This working process is designed applicable to any period and scale, and can be output in any size and material as far as technically feasible. The exhibition showcases four pieces that track an entire day of a 37-year old male in Tokyo on four different dates. One may enjoy just tracing their abstract shapes or imagining narratives behind each.

Sakamoto's "line" automates the (potentially mass-)production of unique pieces, each case in a particular form sculpted out of the external world, i.e., an abstraction of a specific series of factualities out there. It simultaneously derives and deviates from the origin, as the end product contains all the factors that have shaped up the form, including the marker's behavioral and psychological characters and even such unreal elements as losses and glitches that distort the data model during data collection and conversion. Thus no longer with any exact reference back in the real, it rather takes up a new ontological standpoint free of the original/derived hierarchy. In its own right, the work reconciles multiple layers of inter-object networks and translates them again into the dynamism of a unique single line, which maintains only metaphorical relationship to the source material realm, except to the singularity of its self-referential entity. Neither fully abstract nor simply representational, nor just expressive of life-world phenomena, this work amplifies a twist in all kinds of map and mapping with varying degrees, that is, the impossibility of undistorted representation, and employs it as a constructive element for new relations between site and non-site in the lineage of site-specific and land art. Also under the minimalist visual aesthetics of Sakamoto's work lies a firm link to the most essential questions of conceptual art, namely its critical approach to the nexus of the ontological and epistemological.

Sakamoto's search for unbroken and unthought drawing successfully evades the trap of his own unconsciousness, which is rejected as still confined to "habits of my own body," and in the very absence of which his ludic exploration of others' becomes possible.

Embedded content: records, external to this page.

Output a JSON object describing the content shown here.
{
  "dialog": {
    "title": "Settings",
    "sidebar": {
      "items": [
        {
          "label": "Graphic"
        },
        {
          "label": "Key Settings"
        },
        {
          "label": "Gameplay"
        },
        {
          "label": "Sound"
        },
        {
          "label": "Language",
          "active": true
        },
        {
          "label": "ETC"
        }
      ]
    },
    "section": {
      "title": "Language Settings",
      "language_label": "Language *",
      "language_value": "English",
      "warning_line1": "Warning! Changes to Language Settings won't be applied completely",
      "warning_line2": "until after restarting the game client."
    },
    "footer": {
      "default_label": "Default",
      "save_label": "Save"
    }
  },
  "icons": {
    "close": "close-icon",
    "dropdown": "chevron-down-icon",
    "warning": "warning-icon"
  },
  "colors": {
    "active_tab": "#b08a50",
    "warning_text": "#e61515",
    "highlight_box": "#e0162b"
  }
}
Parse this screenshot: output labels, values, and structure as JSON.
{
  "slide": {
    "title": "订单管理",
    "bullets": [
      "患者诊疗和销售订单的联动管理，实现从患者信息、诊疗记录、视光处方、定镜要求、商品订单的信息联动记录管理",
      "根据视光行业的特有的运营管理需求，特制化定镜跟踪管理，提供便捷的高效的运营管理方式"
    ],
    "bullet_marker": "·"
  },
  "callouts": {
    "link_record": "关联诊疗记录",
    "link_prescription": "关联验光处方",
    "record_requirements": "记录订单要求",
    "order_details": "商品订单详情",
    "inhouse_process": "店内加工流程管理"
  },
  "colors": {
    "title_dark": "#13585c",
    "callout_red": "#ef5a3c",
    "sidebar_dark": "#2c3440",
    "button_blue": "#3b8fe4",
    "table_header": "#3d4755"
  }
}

Replacing his own agency with anonymous others, relocating the act of drawing from a hand on paper to a body situated in urban or greater frameworks, and embodying the otherwise-unreal into real objects, Sakamoto maps out an ambiguity on the periphery of the world as we know, inviting us to revisit it through different routes, scales and layers.

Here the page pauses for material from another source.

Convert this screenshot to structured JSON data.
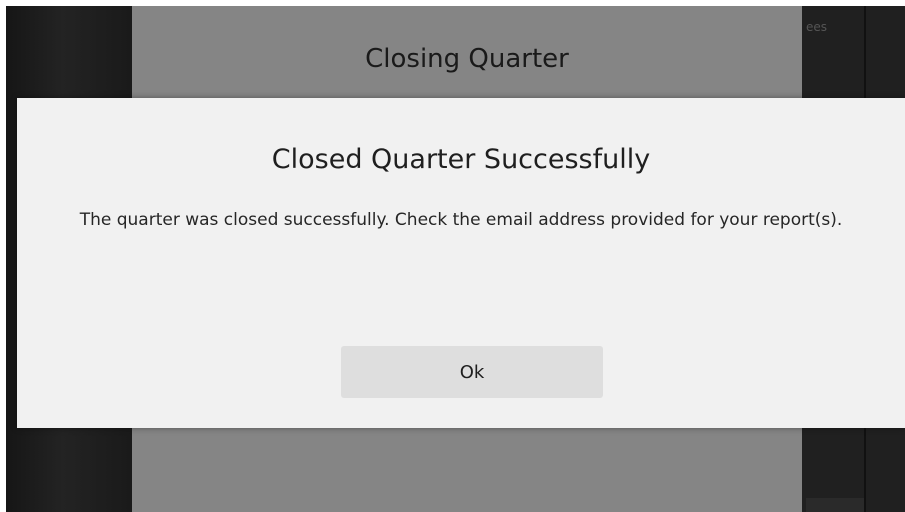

Hiroyuki Sakamoto


This exhibition is held in association with RESIDENCE ECHANGEUR 22, a Frence-based international residence program that explores the theme of mobility. The program in Tokyo includes local projects to probe various degrees of mobility in broader contexts.

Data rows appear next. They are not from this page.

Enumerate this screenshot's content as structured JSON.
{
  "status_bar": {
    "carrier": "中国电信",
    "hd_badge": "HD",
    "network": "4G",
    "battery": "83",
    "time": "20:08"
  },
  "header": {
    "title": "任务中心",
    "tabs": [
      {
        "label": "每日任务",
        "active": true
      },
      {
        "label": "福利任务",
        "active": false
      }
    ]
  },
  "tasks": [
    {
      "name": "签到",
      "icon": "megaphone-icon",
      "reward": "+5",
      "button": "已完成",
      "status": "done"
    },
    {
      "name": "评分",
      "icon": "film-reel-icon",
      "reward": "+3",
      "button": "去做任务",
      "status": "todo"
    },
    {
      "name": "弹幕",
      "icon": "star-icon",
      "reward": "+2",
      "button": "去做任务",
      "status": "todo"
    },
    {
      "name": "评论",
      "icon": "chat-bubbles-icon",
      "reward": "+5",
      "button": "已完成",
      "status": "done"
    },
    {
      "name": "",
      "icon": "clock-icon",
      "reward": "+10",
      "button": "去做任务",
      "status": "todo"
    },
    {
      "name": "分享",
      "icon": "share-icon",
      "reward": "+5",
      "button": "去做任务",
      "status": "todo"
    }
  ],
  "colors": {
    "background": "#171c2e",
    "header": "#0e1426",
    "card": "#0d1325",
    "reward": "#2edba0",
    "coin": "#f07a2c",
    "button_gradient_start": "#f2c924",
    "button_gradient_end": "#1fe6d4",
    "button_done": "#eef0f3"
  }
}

TANA Gallery Bookshelf
Chiyoda, Kanda Jinbocho, 2 Chome-20, Daini Fuji Building